Athletes playing multiple sports in college wasn’t abnormal back in the day.
A guy named Sammy Baugh played football, basketball and baseball during his years at TCU. But that was in the 1930s.
It’s become far more rare in recent years, especially for a two-sport athlete in football and basketball given how much those seasons overlap. There have been exceptions such as Julius Peppers playing football and basketball at North Carolina and Tony Gonzalez doing the same at Cal.
Enter Jacobe Johnson.
The TCU legacy out of Mustang, Oklahoma, is still only a sophomore, but has already received offers to play football and basketball at TCU. Oklahoma and Oklahoma State have offered him both sports as well.
“I was hyped when I got the TCU offer because that’s where my dad went to college,” Johnson said. “I’m excited. TCU is obviously going to be an option for me in the long run, I already know it is. I’ve already visited the school and I like that school.”
In football, Johnson is listed as a four-star athlete by 247Sports. He’s rated as the No. 3 athlete in the country for the Class of 2023. The 6-foot-3 1/2, 187-pounder plays wide receiver and defensive back in high school. At the college level, he projects as a possible cornerback given his length and ball skills.
In basketball, Johnson describes himself as a “big guard” who can get the basket. This is a kid who dunked in a game for the first time in eighth grade.
For now, he’s planning to pursue both sports at the next level.
“I really want to,” Johnson said. “There’s been a lot of people who say I can do it, but also some people who say it’ll be really tough. It will be tough because it’s college, but I feel like I can do both. I like both sports.

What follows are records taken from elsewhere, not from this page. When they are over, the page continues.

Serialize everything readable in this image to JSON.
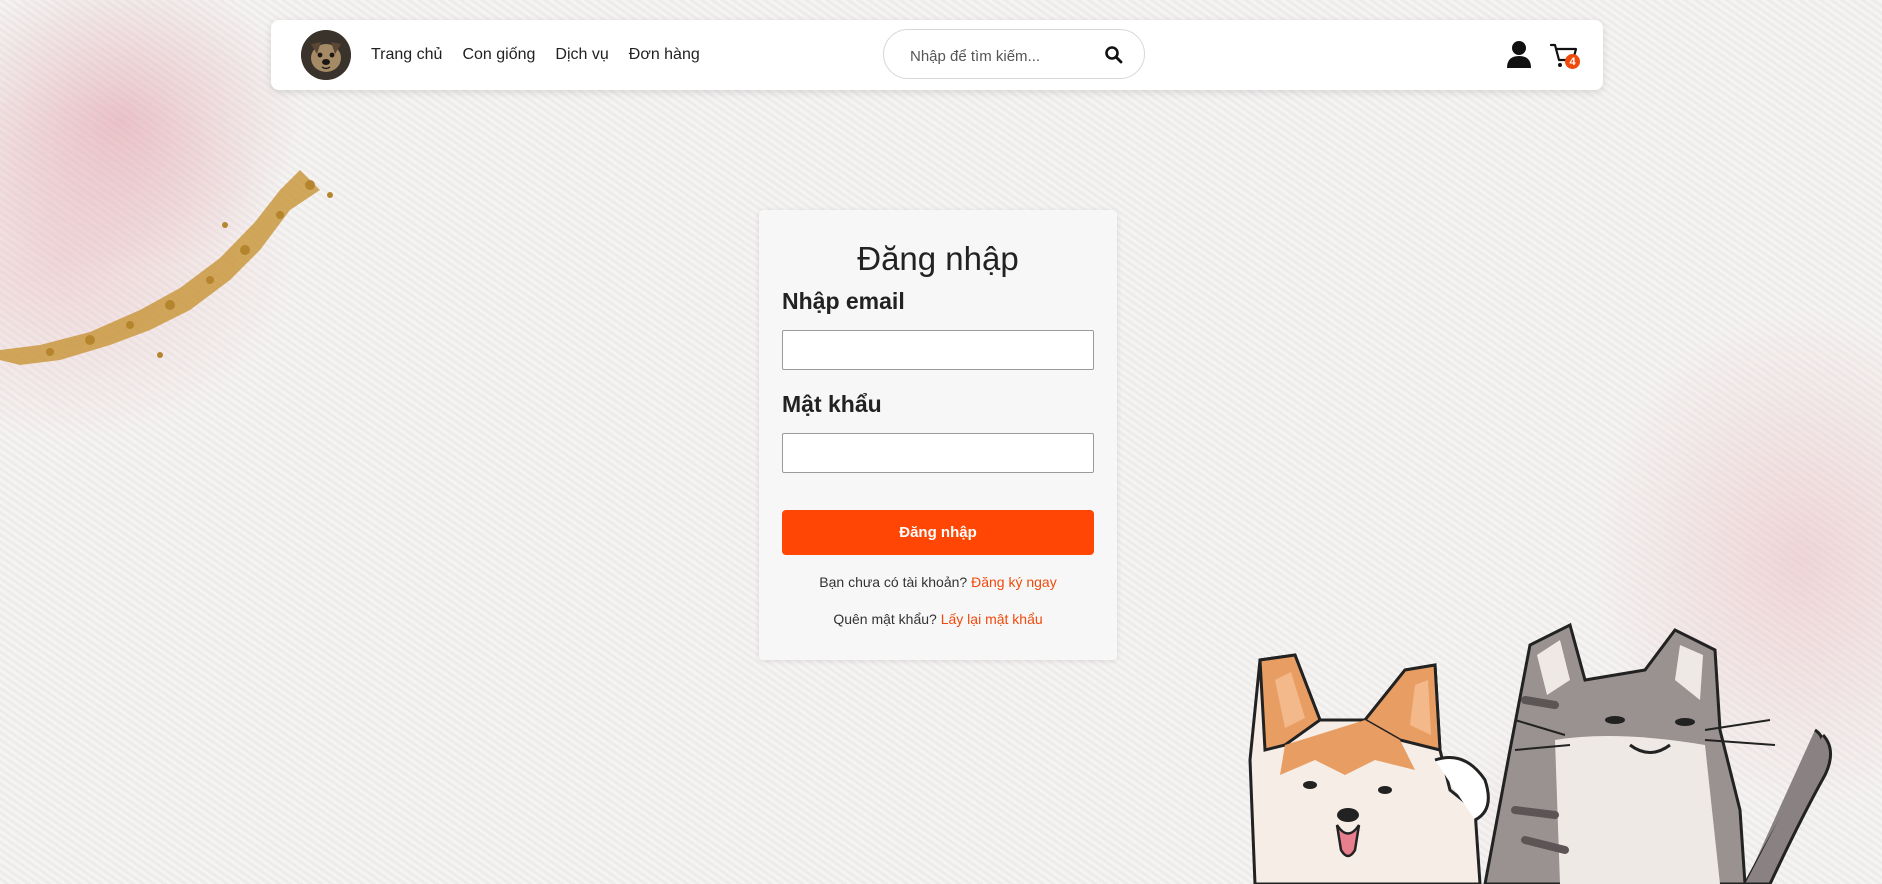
{
  "header": {
    "logo_alt": "dog-avatar",
    "nav": [
      "Trang chủ",
      "Con giống",
      "Dịch vụ",
      "Đơn hàng"
    ],
    "search": {
      "placeholder": "Nhập để tìm kiếm...",
      "value": ""
    },
    "cart_count": "4"
  },
  "login": {
    "title": "Đăng nhập",
    "email_label": "Nhập email",
    "email_value": "",
    "password_label": "Mật khẩu",
    "password_value": "",
    "submit_label": "Đăng nhập",
    "register_prompt": "Bạn chưa có tài khoản?",
    "register_link": "Đăng ký ngay",
    "forgot_prompt": "Quên mật khẩu?",
    "forgot_link": "Lấy lại mật khẩu"
  },
  "colors": {
    "accent": "#ff4605",
    "badge": "#f04a0b",
    "background": "#f2f0ef"
  },
  "icons": [
    "dog-avatar",
    "search-icon",
    "user-icon",
    "cart-icon",
    "corgi-illustration",
    "cat-illustration"
  ]
}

“Honestly, I probably like basketball just a little bit more than football because growing up football wasn’t my thing. Basketball was. Football really came into the picture for me last year when I started getting a bunch of offers.”
Johnson hasn’t had much time to sit down and evaluate his recruiting process to date. Mustang is in the playoffs for basketball right now and that’s where his focus has primarily been. Then it’s track season.
He hasn’t talked extensively with his dad yet, either, about TCU and other schools. Malcolm Johnson was a standout basketball player for the Horned Frogs in his two seasons from 1996-98.
Malcolm averaged 18.7 points per game in both seasons, leaving as a member of the 1,000-point club with a TCU career mark of 1,272 career points. The highlight was being part of the 1997-98 team that went 14-0 in the WAC to win the regular-season title and reach the NCAA Tournament under Billy Tubbs.
Malcolm had a brief professional career in the CBA, but never played in the NBA.
“To this day, he says he could’ve played football in college and made it farther in football than he did in basketball,” Jacobe said. “He’s big like me, 6-foot-4, 6-foot-5. He’s a big target with good hands and he could really jump. He was dunking the basketball his freshman year in high school. It was insane how high he could jump.”
Those genes have been passed down to Jacobe, who acknowledged he gives his dad grief because he beat him to the dunking table by doing it in the eighth grade.
“I talk so much trash to him,” Jacobe said, laughing.
As far as the looming decision on where to go to school and whether to play two sports, Jacobe is not putting too much pressure on himself. He’s ready to let the recruiting process play itself out.
“I like TCU, Oklahoma State, OU,” Jacobe said. “I also like LSU, Ohio State. There’s a lot of schools. I’m keeping all options open.”
TCU figures to be in the mix and it will be interesting to see how it unfolds. Recruiting expert Jeremy Clark, who runs 247Sports’ Horned Frog Blitz, can’t recall any two-sport athlete who played football and basketball at TCU in recent memory.
A more common two-sport mix is football in the fall and baseball or track in the spring. For instance, former TCU wide receiver Kolby Listenbee was also an All-American sprinter.
“With how much football and basketball overlap, there’s really not a period for a kid to start preparing for basketball,” Clark said. “All these sports have become year-round because you’re either in season or preparing for the next one.
“But Jacobe is very interesting because he’s got really good bloodlines. There’s a group of people who feel like he’s a better basketball prospect. There’s a group of people who feel like he’s a better football prospect. I’d personally like to see him do both because we haven’t really seen it in the past decade.”
How a two-sport scholarship works
In just about every instance, according to the NCAA bylaws, a two-sport athlete playing football and basketball would count as a football scholarship. The school and/or player do not make the determination as to what sport the scholarship would come from. Football has 85 scholarships, while basketball has 13.
If an athlete played basketball and another sport (excluding football), the scholarship would be counted in basketball.